Project Themes and Interviews—Year 4: Government Regulation and Public Policy
The growth of health care as a political issue has been another dramatic development transforming the practice of American medicine. Mandates, regulations, and programs come from the federal and state governments. The courts have become a major player in medical practice as a body of law grows, covering an ever-widening range of issues. Health care and its problems have proven decisive issues in some elections. The citizenry expects quality health care that it can afford, but despite the growing pressure on politicians to expand regulations and entitlements, no consensus has yet developed about how best to organize and pay for the nation’s medical care. All medical providers have moved from a situation in which contractual agreements determined rights and responsibilities to a highly volatile, mixed environment combining contracts, regulation, and new case law.
Robert Crane, MBA: Robert Crane was born and raised in Pennsylvania and educated at Wooster College. Pursing his long-term of working in health care administration, Crane enrolled in the Cornell University MBA program with a focus in health care administration. Mr. Crane then held a series of positions in the Department of Health, Education, and Welfare and in the New York State Department of Health prior to joining the Kaiser Foundation Health Plan in 1983 as a vice president. While at Kaiser, Crane worked in government relations, national accounts, quality management, and in the international division. In this interview, Mr. Crane discusses health care public policy from the 1970s through the Clinton Administration, with a focus on the government relations program of Kaiser Permanente. Approximately 5 hours; interview conducted by Martin Meeker.
Richard Froh, MPH:

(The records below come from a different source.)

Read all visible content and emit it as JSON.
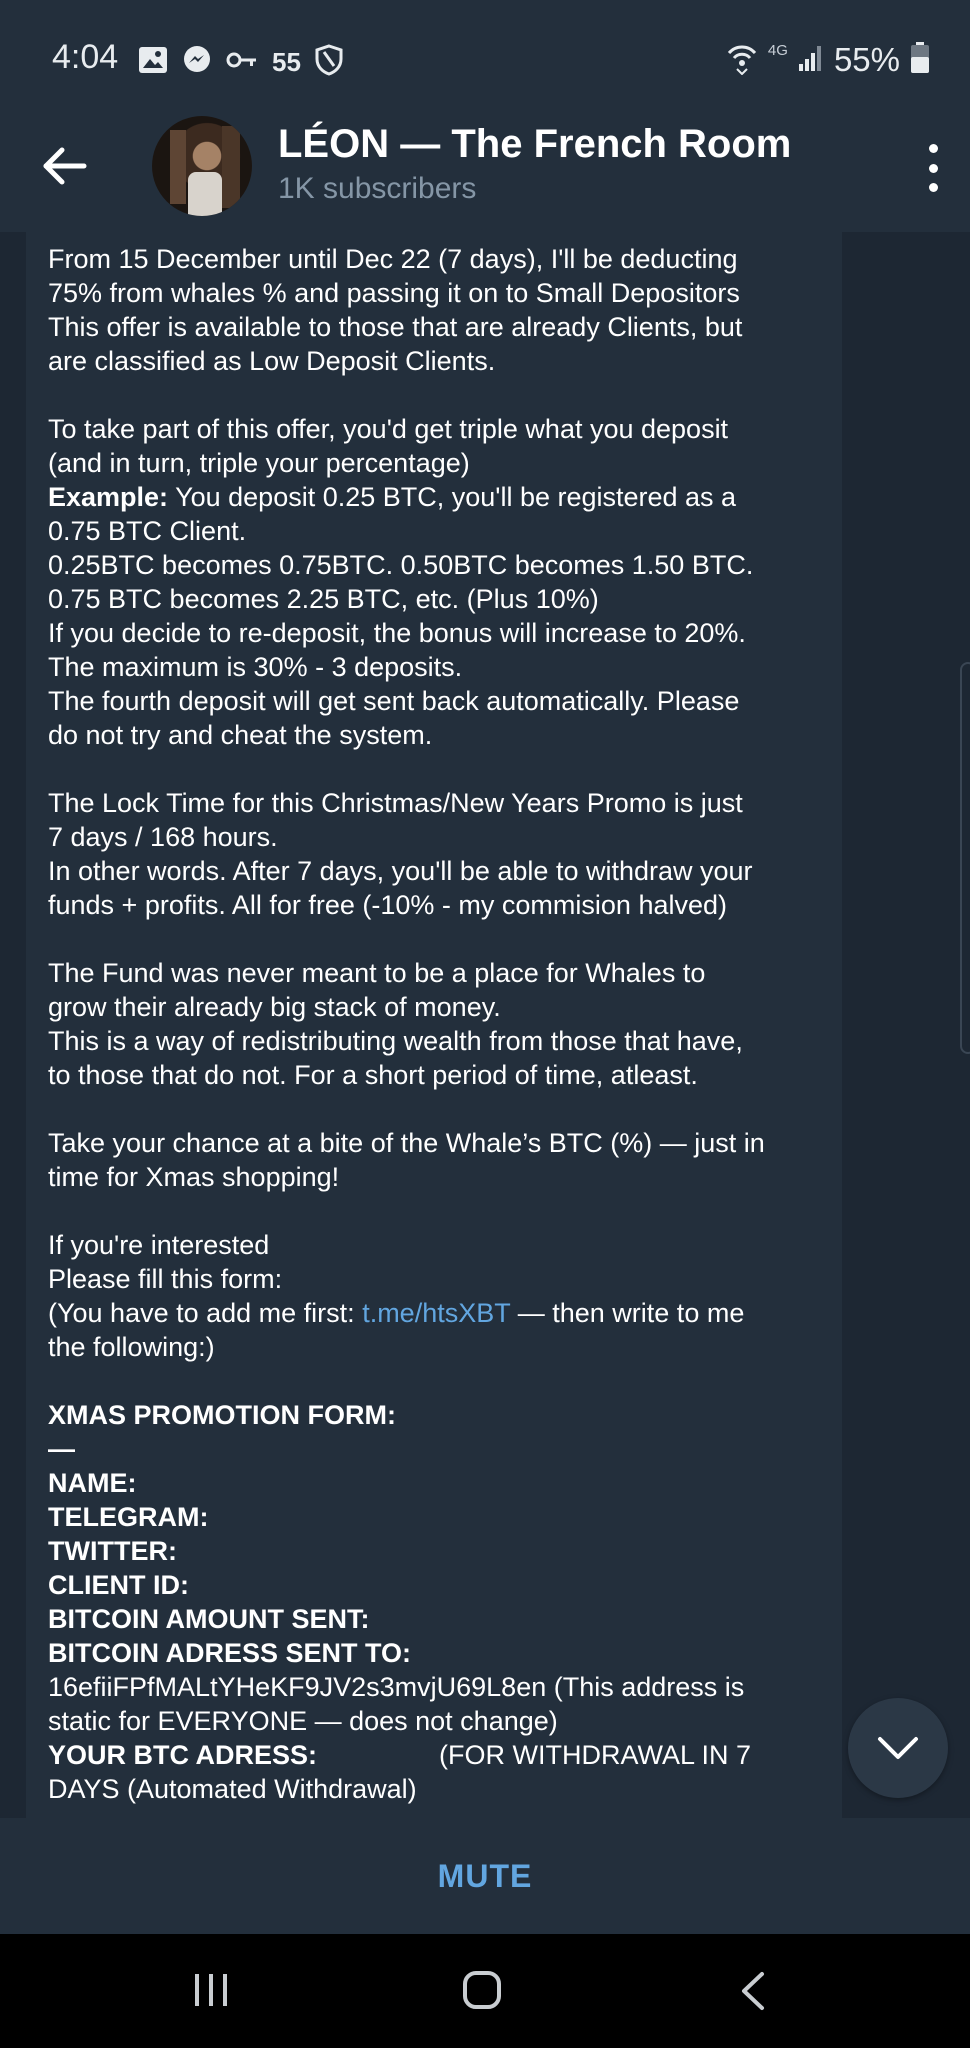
{
  "status_bar": {
    "time": "4:04",
    "notification_count": "55",
    "network_label": "4G",
    "battery_percent": "55%"
  },
  "header": {
    "channel_name": "LÉON — The French Room",
    "subscribers": "1K subscribers"
  },
  "message": {
    "p1_lines": [
      "From 15 December until Dec 22 (7 days), I'll be deducting",
      "75% from whales % and passing it on to Small Depositors",
      "This offer is available to those that are already Clients, but",
      "are classified as Low Deposit Clients."
    ],
    "p2_l1": "To take part of this offer, you'd get triple what you deposit",
    "p2_l2": "(and in turn, triple your percentage)",
    "example_label": "Example:",
    "example_text": " You deposit 0.25 BTC, you'll be registered as a",
    "p2_rest": [
      "0.75 BTC Client.",
      "0.25BTC becomes 0.75BTC. 0.50BTC becomes 1.50 BTC.",
      "0.75 BTC becomes 2.25 BTC, etc. (Plus 10%)",
      "If you decide to re-deposit, the bonus will increase to 20%.",
      "The maximum is 30% - 3 deposits.",
      "The fourth deposit will get sent back automatically. Please",
      "do not try and cheat the system."
    ],
    "p3_lines": [
      "The Lock Time for this Christmas/New Years Promo is just",
      "7 days / 168 hours.",
      "In other words. After 7 days, you'll be able to withdraw your",
      "funds + profits. All for free (-10% - my commision halved)"
    ],
    "p4_lines": [
      "The Fund was never meant to be a place for Whales to",
      "grow their already big stack of money.",
      "This is a way of redistributing wealth from those that have,",
      "to those that do not. For a short period of time, atleast."
    ],
    "p5_lines": [
      "Take your chance at a bite of the Whale’s BTC (%) — just in",
      "time for Xmas shopping!"
    ],
    "p6_l1": "If you're interested",
    "p6_l2": "Please fill this form:",
    "p6_l3_pre": "(You have to add me first: ",
    "p6_link": "t.me/htsXBT",
    "p6_l3_post": " — then write to me",
    "p6_l4": "the following:)",
    "form_title": "XMAS PROMOTION FORM:",
    "form_dash": "—",
    "form_fields": [
      "NAME:",
      "TELEGRAM:",
      "TWITTER:",
      "CLIENT ID:",
      "BITCOIN AMOUNT SENT:",
      "BITCOIN ADRESS SENT TO:"
    ],
    "address_line": "16efiiFPfMALtYHeKF9JV2s3mvjU69L8en (This address is",
    "address_note": "static for EVERYONE — does not change)",
    "your_btc_label": "YOUR BTC ADRESS:",
    "withdrawal_note": "(FOR WITHDRAWAL IN 7",
    "withdrawal_note_2": "DAYS (Automated Withdrawal)"
  },
  "bottom_bar": {
    "mute_label": "MUTE"
  },
  "colors": {
    "background": "#1d2733",
    "header": "#232f3c",
    "accent_link": "#62a6e0",
    "subtitle": "#8596a6"
  },
  "icons": {
    "back": "arrow-left-icon",
    "menu": "more-vertical-icon",
    "scroll_down": "chevron-down-icon"
  }
}
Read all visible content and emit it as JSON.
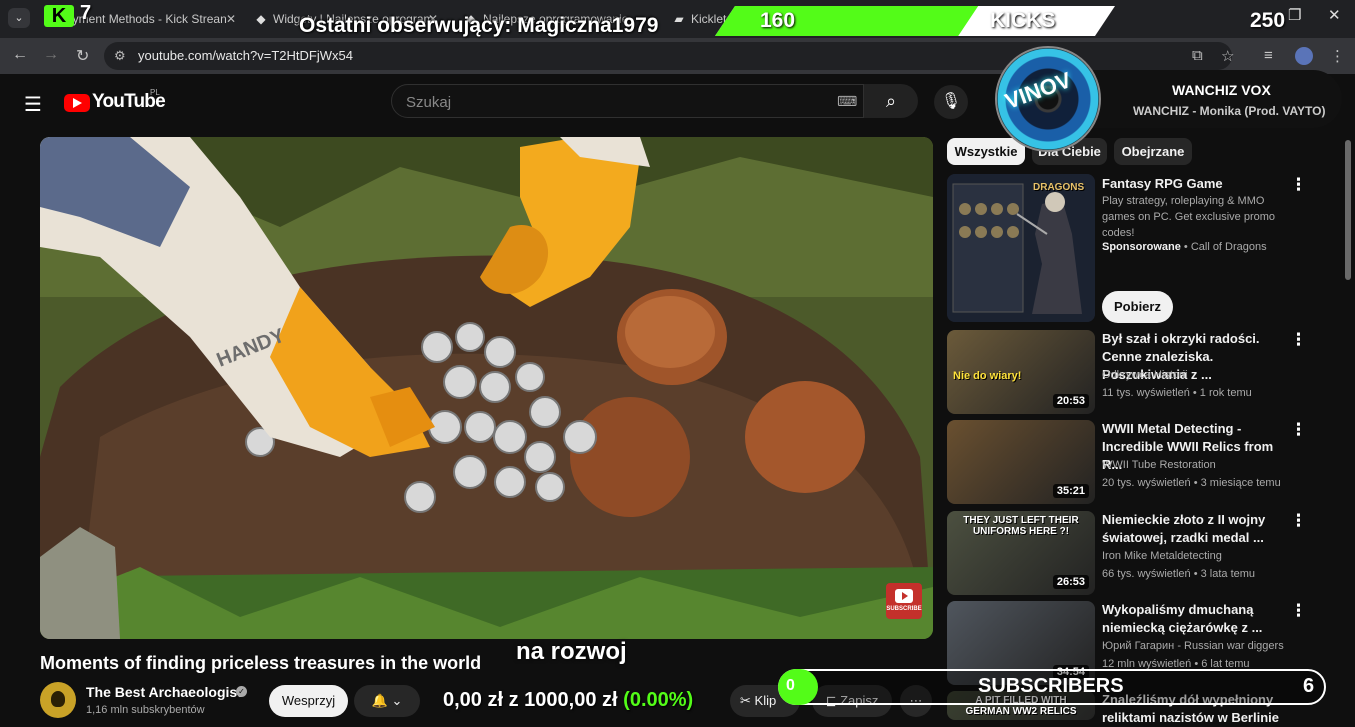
{
  "browser": {
    "tabs": [
      {
        "label": "Payment Methods - Kick Strean"
      },
      {
        "label": "Widgety | Najlepsze oprogram"
      },
      {
        "label": "Najlepsze oprogramowanie"
      },
      {
        "label": "Kicklet.a"
      }
    ],
    "url": "youtube.com/watch?v=T2HtDFjWx54"
  },
  "youtube": {
    "logo_text": "YouTube",
    "country": "PL",
    "search_placeholder": "Szukaj"
  },
  "video": {
    "title": "Moments of finding priceless treasures in the world",
    "caption": "na rozwoj",
    "subscribe_overlay": "SUBSCRIBE",
    "channel_name": "The Best Archaeologist",
    "channel_subs": "1,16 mln subskrybentów",
    "support_label": "Wesprzyj",
    "clip_label": "Klip",
    "save_label": "Zapisz"
  },
  "chips": [
    "Wszystkie",
    "Dla Ciebie",
    "Obejrzane"
  ],
  "ad": {
    "title": "Fantasy RPG Game",
    "desc": "Play strategy, roleplaying & MMO games on PC. Get exclusive promo codes!",
    "sponsored": "Sponsorowane",
    "advertiser": "Call of Dragons",
    "cta": "Pobierz",
    "thumb_text": "DRAGONS"
  },
  "recommendations": [
    {
      "title": "Był szał i okrzyki radości. Cenne znaleziska.  Poszukiwania z ...",
      "channel": "Odkrywca Historii",
      "meta": "11 tys. wyświetleń • 1 rok temu",
      "duration": "20:53",
      "thumb_text": "Nie do wiary!"
    },
    {
      "title": "WWII Metal Detecting - Incredible WWII Relics from R...",
      "channel": "WWII Tube Restoration",
      "meta": "20 tys. wyświetleń • 3 miesiące temu",
      "duration": "35:21",
      "thumb_text": ""
    },
    {
      "title": "Niemieckie złoto z II wojny światowej, rzadki medal ...",
      "channel": "Iron Mike Metaldetecting",
      "meta": "66 tys. wyświetleń • 3 lata temu",
      "duration": "26:53",
      "thumb_text": "THEY JUST LEFT THEIR UNIFORMS HERE ?!"
    },
    {
      "title": "Wykopaliśmy dmuchaną niemiecką ciężarówkę z ...",
      "channel": "Юрий Гагарин - Russian war diggers",
      "meta": "12 mln wyświetleń • 6 lat temu",
      "duration": "34:54",
      "thumb_text": ""
    },
    {
      "title": "Znaleźliśmy dół wypełniony reliktami nazistów w Berlinie",
      "channel": "",
      "meta": "",
      "duration": "",
      "thumb_text": "A PIT FILLED WITH GERMAN WW2 RELICS"
    }
  ],
  "overlay": {
    "kick_logo": "K",
    "kick_count": "7",
    "last_follower": "Ostatni obserwujący: Magiczna1979",
    "kicks": {
      "current": "160",
      "label": "KICKS",
      "goal": "250",
      "progress": 0.64
    },
    "music": {
      "artist": "WANCHIZ VOX",
      "track": "WANCHIZ - Monika (Prod. VAYTO)",
      "disc_label": "VINOV"
    },
    "donation": {
      "current": "0,00 zł",
      "sep": "z",
      "goal": "1000,00 zł",
      "percent": "(0.00%)"
    },
    "subscribers": {
      "current": "0",
      "label": "SUBSCRIBERS",
      "goal": "6"
    }
  },
  "colors": {
    "kick_green": "#53fc18",
    "yt_red": "#ff0000",
    "background": "#0f0f0f"
  }
}
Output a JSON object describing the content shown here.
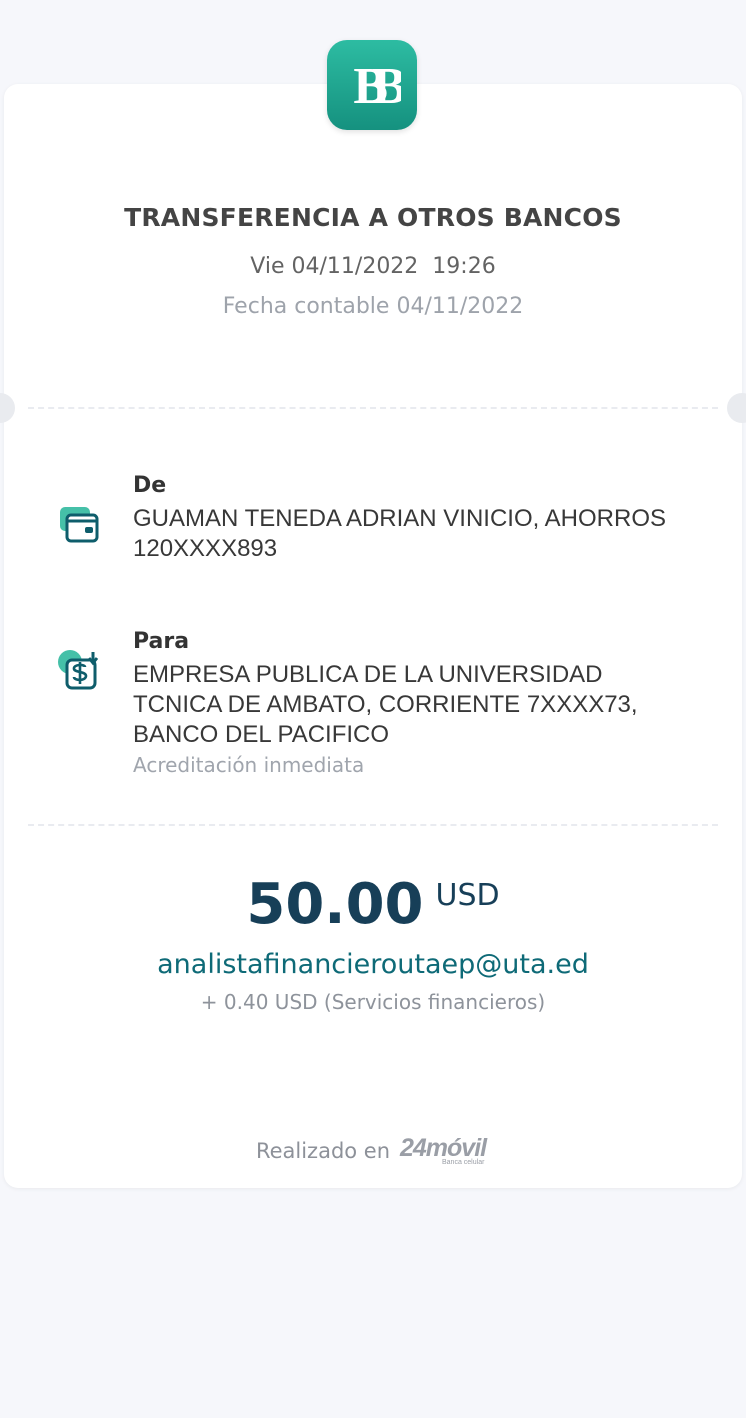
{
  "header": {
    "title": "TRANSFERENCIA A OTROS BANCOS",
    "datetime": "Vie 04/11/2022  19:26",
    "fecha_contable": "Fecha contable 04/11/2022"
  },
  "from": {
    "label": "De",
    "value": "GUAMAN TENEDA ADRIAN VINICIO, AHORROS 120XXXX893",
    "icon": "wallet-icon"
  },
  "to": {
    "label": "Para",
    "value": "EMPRESA PUBLICA DE LA UNIVERSIDAD TCNICA DE AMBATO, CORRIENTE 7XXXX73, BANCO DEL PACIFICO",
    "note": "Acreditación inmediata",
    "icon": "money-transfer-icon"
  },
  "amount": {
    "value": "50.00",
    "currency": "USD",
    "email": "analistafinancieroutaep@uta.ed",
    "fee": "+ 0.40 USD (Servicios financieros)"
  },
  "footer": {
    "text": "Realizado en",
    "brand": "24móvil",
    "brand_sub": "Banca celular"
  },
  "colors": {
    "accent": "#16a08a",
    "amount": "#173f58",
    "email": "#0e6a77",
    "background": "#f6f7fb"
  }
}
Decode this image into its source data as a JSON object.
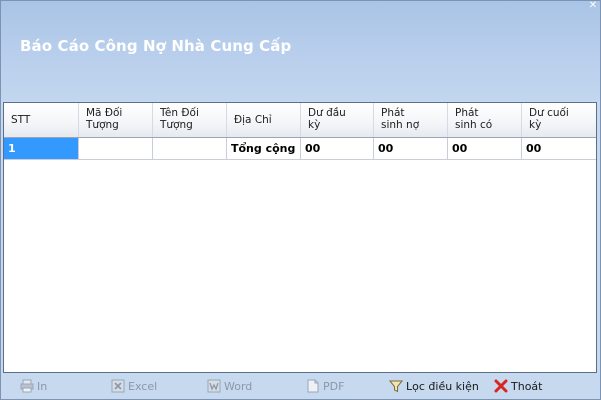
{
  "window": {
    "title": "Báo Cáo Công Nợ Nhà Cung Cấp"
  },
  "grid": {
    "columns": [
      {
        "line1": "STT",
        "line2": ""
      },
      {
        "line1": "Mã Đối",
        "line2": "Tượng"
      },
      {
        "line1": "Tên Đối",
        "line2": "Tượng"
      },
      {
        "line1": "Địa Chỉ",
        "line2": ""
      },
      {
        "line1": "Dư đầu",
        "line2": "kỳ"
      },
      {
        "line1": "Phát",
        "line2": "sinh nợ"
      },
      {
        "line1": "Phát",
        "line2": "sinh có"
      },
      {
        "line1": "Dư cuối",
        "line2": "kỳ"
      }
    ],
    "rows": [
      [
        "1",
        "",
        "",
        "Tổng cộng",
        "00",
        "00",
        "00",
        "00"
      ]
    ]
  },
  "toolbar": {
    "print_label": "In",
    "excel_label": "Excel",
    "word_label": "Word",
    "pdf_label": "PDF",
    "filter_label": "Lọc điều kiện",
    "exit_label": "Thoát"
  },
  "icons": {
    "close": "close-icon",
    "print": "printer-icon",
    "excel": "excel-icon",
    "word": "word-icon",
    "pdf": "pdf-icon",
    "filter": "funnel-icon",
    "exit": "red-x-icon"
  },
  "colors": {
    "selection": "#3399ff",
    "exit_icon": "#d7261e",
    "disabled_text": "#8a97a8"
  }
}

Richard Froh was born in California’s Sacramento Valley and educated in public schools in the state. He attended pharmacy school at the University of California and then went to Harvard to study for his Master’s of Public Health. Froh worked at a number of positions in the public health sector, including at the US Public Health Service and UCLA’s National Health Law Program. From 1978 through 1981, Froh worked as a professional staff member for the U.S. Senate’s Committee on Labor and Human Resources. In 1981 he took a position in Kaiser Permanente government relations department, eventually becoming Vice President of Government Relations. He retired from that position in 2004. In this interview, Mr. Froh discusses health care public policy from the 1960s through the Clinton Administration, with a focus on the government relations program of Kaiser Permanente. Approximately 5 hours, 30 minutes; interview conducted by Martin Meeker.